Sovetov discovered art as a child in St. Petersburg, his hometown. He taught himself drawing and calligraphy, and from an early age copied illustrations from J.R.R. Tolkien’s “Lord of the Rings” books for himself and friends, he told Gambell.
Also a serious flautist at an early age, Sovetov attended a music-focused primary school, followed by an English-language high school. He briefly studied law but found it didn’t suit him and dropped out of university. He learned computer-based illustration and, for about a decade, worked for a series of commercial printing and graphic design firms. He eventually returned to school, enrolling in the Royal Academy of Art in The Hague, and briefly worked there before enrolling at Yale.
“My heart breaks for the loss of Anton,” said Yale Vice President for Communications Nate Nickerson, who oversees the Office of Public Affairs & Communications, of which the University Printer’s office is part. “He was a graphic designer of singular vision: his work for Yale was at turns playful, arresting, somber, and joyous — he had the rare talent of giving emotional power to nearly everything he touched.

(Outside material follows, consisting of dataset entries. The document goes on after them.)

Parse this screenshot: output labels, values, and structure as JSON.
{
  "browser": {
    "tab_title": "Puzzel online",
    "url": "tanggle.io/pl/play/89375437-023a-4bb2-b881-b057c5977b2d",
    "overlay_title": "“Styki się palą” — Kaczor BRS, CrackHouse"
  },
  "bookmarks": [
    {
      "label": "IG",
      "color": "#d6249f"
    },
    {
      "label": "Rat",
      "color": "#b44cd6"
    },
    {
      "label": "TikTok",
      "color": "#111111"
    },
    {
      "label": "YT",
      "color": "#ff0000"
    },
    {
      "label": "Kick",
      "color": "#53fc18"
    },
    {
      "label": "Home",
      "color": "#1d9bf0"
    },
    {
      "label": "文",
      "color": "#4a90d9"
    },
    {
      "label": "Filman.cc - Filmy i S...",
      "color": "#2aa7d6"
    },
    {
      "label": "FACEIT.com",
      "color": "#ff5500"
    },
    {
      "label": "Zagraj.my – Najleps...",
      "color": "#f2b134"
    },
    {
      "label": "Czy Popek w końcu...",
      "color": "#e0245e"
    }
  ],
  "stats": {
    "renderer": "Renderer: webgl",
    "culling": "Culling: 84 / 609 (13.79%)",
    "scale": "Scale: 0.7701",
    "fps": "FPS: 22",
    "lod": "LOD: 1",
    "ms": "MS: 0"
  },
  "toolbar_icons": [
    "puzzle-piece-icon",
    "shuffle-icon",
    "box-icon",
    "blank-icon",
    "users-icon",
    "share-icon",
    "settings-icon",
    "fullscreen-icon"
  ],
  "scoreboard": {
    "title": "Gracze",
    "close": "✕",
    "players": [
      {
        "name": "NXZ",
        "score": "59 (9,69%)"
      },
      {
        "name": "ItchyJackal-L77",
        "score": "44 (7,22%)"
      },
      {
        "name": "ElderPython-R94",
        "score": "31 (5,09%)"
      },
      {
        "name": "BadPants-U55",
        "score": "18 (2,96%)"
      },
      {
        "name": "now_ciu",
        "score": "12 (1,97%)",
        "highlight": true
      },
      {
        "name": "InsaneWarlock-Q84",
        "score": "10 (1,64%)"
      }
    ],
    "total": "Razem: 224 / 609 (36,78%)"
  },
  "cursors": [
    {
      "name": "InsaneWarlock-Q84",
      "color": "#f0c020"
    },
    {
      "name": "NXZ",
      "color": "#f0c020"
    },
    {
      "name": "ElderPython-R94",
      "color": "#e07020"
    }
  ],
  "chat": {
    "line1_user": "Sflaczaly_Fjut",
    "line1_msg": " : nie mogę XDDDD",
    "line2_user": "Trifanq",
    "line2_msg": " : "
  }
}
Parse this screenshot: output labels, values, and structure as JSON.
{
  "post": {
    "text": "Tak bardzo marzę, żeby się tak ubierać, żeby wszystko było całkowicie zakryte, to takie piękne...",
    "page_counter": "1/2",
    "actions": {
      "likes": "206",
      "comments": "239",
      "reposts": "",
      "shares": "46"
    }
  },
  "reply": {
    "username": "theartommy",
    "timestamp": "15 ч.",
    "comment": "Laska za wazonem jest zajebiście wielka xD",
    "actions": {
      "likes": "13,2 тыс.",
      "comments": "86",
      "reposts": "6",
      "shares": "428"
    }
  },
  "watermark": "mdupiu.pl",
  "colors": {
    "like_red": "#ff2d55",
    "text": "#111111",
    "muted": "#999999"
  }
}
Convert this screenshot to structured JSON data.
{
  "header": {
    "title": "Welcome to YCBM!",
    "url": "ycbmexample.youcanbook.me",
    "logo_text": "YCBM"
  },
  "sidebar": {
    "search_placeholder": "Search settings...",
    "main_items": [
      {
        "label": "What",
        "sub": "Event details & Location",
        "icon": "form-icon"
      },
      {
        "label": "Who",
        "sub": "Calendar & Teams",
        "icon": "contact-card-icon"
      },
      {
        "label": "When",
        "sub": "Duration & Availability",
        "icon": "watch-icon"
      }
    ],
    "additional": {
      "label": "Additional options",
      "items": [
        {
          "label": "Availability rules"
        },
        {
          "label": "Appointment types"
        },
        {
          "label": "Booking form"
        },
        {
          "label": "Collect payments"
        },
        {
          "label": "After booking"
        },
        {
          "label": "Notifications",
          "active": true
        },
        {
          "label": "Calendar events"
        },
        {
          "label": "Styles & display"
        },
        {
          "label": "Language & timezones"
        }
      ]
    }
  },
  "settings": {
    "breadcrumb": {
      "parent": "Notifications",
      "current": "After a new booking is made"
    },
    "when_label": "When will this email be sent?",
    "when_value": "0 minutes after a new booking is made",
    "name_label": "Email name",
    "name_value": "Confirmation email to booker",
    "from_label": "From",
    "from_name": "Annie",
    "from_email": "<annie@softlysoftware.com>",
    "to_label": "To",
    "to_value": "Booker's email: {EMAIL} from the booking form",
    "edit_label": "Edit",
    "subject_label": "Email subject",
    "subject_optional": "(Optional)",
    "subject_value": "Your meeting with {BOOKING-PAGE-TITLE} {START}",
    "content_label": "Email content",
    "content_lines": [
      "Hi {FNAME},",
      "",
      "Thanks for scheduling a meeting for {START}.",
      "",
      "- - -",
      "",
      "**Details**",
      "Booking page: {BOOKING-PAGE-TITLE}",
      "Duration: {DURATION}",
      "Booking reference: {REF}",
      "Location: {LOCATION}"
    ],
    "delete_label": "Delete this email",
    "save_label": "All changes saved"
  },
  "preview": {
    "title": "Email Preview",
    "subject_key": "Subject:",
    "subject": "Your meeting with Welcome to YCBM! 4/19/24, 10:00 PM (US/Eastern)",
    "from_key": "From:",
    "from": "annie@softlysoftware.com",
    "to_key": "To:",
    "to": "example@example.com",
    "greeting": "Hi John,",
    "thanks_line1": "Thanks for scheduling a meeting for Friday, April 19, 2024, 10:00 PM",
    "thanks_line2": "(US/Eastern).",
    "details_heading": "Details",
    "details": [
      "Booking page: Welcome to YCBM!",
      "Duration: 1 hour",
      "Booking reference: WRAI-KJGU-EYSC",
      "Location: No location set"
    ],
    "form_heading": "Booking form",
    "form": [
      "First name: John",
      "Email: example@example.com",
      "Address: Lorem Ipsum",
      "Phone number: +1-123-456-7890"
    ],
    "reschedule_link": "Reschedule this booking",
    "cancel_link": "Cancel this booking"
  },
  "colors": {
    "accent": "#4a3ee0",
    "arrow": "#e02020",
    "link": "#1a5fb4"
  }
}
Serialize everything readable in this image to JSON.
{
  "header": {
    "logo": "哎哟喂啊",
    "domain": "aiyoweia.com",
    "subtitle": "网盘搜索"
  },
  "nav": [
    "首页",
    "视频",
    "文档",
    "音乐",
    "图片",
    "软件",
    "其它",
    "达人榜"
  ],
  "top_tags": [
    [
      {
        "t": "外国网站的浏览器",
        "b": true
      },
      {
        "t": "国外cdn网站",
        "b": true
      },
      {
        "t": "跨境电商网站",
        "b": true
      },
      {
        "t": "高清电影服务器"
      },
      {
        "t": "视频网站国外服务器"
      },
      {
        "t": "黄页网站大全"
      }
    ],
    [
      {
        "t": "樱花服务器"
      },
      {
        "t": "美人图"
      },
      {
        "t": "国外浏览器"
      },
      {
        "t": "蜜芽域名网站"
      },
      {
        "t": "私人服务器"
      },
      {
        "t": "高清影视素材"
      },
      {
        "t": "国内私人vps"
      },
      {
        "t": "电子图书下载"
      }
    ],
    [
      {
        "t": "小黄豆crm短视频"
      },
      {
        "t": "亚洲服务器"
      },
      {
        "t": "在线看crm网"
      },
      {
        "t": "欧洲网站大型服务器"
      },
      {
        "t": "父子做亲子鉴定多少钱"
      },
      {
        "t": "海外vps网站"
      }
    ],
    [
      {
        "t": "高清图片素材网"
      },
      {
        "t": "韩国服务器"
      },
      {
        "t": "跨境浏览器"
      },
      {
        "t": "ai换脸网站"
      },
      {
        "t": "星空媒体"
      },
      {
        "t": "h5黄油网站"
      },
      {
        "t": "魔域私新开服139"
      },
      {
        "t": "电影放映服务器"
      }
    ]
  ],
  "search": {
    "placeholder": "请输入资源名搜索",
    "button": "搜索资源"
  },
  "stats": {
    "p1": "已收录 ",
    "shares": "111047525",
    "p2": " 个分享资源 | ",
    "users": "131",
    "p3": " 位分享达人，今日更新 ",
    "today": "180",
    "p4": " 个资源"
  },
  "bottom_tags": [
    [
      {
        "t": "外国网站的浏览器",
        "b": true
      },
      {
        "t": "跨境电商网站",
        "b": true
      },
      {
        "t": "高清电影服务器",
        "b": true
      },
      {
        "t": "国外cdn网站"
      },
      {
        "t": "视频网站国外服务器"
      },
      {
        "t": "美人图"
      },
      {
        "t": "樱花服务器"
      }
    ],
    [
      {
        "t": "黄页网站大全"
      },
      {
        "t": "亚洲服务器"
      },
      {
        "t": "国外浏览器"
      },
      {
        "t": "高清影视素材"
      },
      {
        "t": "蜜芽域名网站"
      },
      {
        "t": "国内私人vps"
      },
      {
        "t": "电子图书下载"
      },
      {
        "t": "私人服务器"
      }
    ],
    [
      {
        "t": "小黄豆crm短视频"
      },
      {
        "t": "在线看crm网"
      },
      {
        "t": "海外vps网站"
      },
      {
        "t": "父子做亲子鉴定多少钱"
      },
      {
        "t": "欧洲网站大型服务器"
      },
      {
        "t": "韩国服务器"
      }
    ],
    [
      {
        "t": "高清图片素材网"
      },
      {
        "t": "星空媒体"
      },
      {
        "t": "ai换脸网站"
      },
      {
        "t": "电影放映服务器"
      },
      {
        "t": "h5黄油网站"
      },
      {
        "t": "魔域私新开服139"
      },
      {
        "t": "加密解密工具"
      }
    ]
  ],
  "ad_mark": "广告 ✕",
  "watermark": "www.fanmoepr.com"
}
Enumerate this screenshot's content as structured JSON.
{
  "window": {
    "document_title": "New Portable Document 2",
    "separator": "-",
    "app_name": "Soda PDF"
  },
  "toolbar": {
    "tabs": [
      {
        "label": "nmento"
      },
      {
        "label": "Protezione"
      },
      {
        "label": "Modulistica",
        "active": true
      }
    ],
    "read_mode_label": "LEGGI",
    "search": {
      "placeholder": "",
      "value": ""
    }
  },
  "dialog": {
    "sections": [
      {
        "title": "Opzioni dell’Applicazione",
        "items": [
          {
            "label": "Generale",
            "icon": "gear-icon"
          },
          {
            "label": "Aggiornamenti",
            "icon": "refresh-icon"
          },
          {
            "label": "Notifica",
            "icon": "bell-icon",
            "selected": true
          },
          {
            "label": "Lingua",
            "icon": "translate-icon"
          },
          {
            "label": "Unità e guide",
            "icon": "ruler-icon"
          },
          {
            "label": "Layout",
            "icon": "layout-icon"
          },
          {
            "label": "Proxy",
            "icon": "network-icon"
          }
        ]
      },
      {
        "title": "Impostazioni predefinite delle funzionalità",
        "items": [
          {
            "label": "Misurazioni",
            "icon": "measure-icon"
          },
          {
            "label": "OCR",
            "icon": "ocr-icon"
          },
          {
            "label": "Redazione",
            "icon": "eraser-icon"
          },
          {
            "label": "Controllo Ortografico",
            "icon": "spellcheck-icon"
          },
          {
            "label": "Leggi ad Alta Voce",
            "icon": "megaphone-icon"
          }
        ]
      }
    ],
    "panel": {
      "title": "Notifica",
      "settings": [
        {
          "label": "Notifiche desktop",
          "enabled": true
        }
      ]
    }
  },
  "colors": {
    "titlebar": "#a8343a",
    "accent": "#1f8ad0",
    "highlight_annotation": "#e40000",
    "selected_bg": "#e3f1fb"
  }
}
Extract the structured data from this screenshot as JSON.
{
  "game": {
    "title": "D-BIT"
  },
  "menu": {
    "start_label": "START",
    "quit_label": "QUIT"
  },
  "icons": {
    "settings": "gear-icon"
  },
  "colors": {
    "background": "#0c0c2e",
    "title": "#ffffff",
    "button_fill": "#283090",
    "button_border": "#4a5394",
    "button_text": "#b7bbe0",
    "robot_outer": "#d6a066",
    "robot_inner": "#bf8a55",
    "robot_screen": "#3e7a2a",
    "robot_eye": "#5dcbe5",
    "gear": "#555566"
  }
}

He was a beloved and sought-after member of our office and a great credit to the Yale School of Art. I will retain the joy of watching his face as I would lay out in broad terms the information and feeling I hoped he could convey with a given piece of work. In such moments, Anton was intensely alive: he had the eyes of an artist and the ear of a professional. Anton was a star, and I will miss him terribly.”
A bear of a man, always bearded, Sovetov was fastidiously tidy and orderly, and deeply invested in his work, colleagues said. He carefully queued the books on his desk, with a designated spot for borrowed books.
Highly receptive to art direction — “any intelligent comment would be taken very seriously,” said Gambell — Sovetov also valued procedural rigor and a commitment to fundamental design principles that were, he believed, most likely to lead to effective results.
“He was concerned that we live up to our own ideals,” said Gambell, who has been the university printer since 1998 and also teaches typography at the School of Art.
Sovetov relished the subtleties and playfulness of language, delighting in the existence in English of both “homebody” and “homeboy,” for instance. Among his closest colleagues, he let fly colorful comments, Gambell said, “many of them not quotable.”
Within a serious and intense personality, Sovetov nourished a sense of humor about himself. To Gambell he once declared, “John, I am a misanthrope.” (To which Gambell replied, “Well, if so, you’re the nicest one I’ve ever met.”)
As Stephen Naron, director of the Fortunoff archive, saw him, Sovetov was not only a great artistic talent but also “a decent, warm and upstanding human being” and “a true asset to Yale.”
Sovetov spoke often of Russia and of his mother, who lives in St. Petersburg and survives him.
“It was clear to all of us that he was very close to his mom,” Gambell said.
Still, Sovetov, who lived in New Haven, left little doubt that he wished to remain in the United States, and was in the process of seeking a Green Card.
And he left no doubt about the breadth of his appreciation for artistic expression or the multidimensional nature of his own expressive capacity: He took great pleasure in American and world folk music — and for a time, he practiced the “Riverdance” routines seriously enough to consider joining a dance troupe.
“Anton changed what Yale looks like,” said Gambell. “I’m grateful to have been his colleague.”
The Office of Public Affairs & Communications and Yale School of Art are currently working to arrange a memorial gathering.
Members of the Yale community who are feeling affected by this tragedy are encouraged to use the resources available to them. For Yale College and graduate students more information is available at the Yale Mental Health & Counseling site. Information for members of the Yale University staff and faculty can be found at Yale Health. The Yale Chaplain’s Office is available to all members of the community.